Pet Safe De Icer
Safe Paws came into pet supplies markets in 1995, the culmination of over a decade’s worth of research and testing to offer the general public a safe de-icer that wouldn’t harm pets.
Gaia means Mother Earth, and we work very hard to protect our Mother. In 1986, our founder Mr. Greenwald, developed Safe Thaw for an industrial client, a nuclear facility that needed a non-corrosive de-icer. Nothing like that existed on the market, so Mr. Greenwald – a chemical engineer – spent years developing one. While industrial clients loved Safe Thaw, it was a hard sell for retailers.
One winter, the Greenwald family dog suffered painful sores from rock salt outside. What a pitiful sight! It steeled Mr. Greenwald’s resolve to bring to the broader market a product that animals could safely walk on. Research into the dangers of common salt-based de-icers led him to further ensure that animals could also safely ingest the product.
After years of work, Safe Paws made it into pet supply retailers like PetCo. Without any real competition in the pet-safe de-icer market, it sold like hotcakes once word got out! Pet owners like that the tiny greenish pellets are shaped in a way that doesn’t hurt animal paws. They can also see exactly where they have spread them, and can choose yo pour or sprinkle when they buy the Sae Paws containers that have adjustable lids hat spin for pouring or sprinkling (ironically, much in the way that some salt containers can be used).
If you’ve ever looked at a Safe Paws container, you may have noticed that there is an asterisk next to the statement that it is safe to use the product on concrete. This is because the concrete must be at least a year old – have been poured over a year prior to using Safe Paws.
Many people believe that the corrosive nature of de-icing salt is what makes the scaling and pitting, and outright holes (for instance, potholes) that appear over the winter in colder climates. Not true. If you look at concrete surfaces that have NOT been salted all winter, you will see this sort of damage as well. What de-icing does is increase the occurrences of thawing (and thus, re-freezing) in the freeze/thaw cycle, causing more damage because there is more fluid to absorb, and more often.
No matter what product you use, shovel slush after the ice has melted to prevent water from seeping into your concrete.
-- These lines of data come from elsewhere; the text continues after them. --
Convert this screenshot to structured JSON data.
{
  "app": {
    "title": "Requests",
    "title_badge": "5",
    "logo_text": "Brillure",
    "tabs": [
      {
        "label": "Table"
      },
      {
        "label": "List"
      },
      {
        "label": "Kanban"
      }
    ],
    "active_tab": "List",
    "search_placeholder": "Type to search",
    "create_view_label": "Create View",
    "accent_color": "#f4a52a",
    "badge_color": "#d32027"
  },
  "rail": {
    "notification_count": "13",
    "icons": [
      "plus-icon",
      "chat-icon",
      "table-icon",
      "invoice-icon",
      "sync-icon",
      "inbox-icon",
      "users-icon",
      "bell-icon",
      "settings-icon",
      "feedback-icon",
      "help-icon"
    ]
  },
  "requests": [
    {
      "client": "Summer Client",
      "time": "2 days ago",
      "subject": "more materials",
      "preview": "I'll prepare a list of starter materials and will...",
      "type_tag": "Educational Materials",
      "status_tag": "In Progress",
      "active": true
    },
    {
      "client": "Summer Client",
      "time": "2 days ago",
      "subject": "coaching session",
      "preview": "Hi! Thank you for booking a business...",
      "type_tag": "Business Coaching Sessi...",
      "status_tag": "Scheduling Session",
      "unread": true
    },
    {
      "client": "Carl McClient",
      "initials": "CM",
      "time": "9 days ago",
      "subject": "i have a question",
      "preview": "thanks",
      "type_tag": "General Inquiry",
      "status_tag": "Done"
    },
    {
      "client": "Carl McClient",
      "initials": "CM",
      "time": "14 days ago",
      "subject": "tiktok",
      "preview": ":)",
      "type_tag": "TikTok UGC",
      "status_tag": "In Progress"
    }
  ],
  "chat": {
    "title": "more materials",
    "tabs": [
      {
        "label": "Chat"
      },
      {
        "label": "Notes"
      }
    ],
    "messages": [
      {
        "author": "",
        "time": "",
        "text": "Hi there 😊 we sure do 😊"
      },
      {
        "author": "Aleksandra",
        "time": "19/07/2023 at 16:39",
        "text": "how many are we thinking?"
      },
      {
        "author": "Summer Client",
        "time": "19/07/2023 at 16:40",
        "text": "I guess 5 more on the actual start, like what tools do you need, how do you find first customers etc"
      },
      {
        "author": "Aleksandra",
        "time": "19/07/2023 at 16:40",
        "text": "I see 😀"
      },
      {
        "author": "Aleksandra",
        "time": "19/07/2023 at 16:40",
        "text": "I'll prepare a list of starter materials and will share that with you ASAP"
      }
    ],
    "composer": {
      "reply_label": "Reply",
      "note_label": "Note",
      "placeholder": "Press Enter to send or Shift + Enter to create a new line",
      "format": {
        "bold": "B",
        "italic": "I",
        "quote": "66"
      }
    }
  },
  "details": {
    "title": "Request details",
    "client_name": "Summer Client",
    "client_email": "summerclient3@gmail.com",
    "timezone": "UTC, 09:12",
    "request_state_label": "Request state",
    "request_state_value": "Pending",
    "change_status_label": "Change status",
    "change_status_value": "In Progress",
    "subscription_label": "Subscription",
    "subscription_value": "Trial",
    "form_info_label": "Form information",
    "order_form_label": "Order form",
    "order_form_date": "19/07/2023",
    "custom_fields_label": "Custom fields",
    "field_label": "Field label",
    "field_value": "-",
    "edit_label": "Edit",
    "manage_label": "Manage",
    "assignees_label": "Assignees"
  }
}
Concrete is porous and will absorb water. If melted snow and ice are left standing on your driveway or sidewalk, the concrete will absorb the water. Once the temperature dips, the absorbed water will freeze again, causing big problems like scaling and flaking. Newly-poured concrete less than a year old is especially susceptible to damage caused by the thaw/freeze cycle.
Safe Paws should not be used on concrete that was poured less than a year prior to use date. You do not need too much product – a little goes a long way – but spread too thin, this product, like any other, will not break up enough of the ice, but will only make little holes in the ice here and there where it landed. Ensure an even spread of the product and then shovel up the slush made by it to prevent absorption of water by your concrete.
Put Safe Paws down as a preventative measure before snow and ice arrive to keep ice from forming a slippery sheet under the snow or treat shoveled areas with the pet safe de icer to melt leftover ice and snow.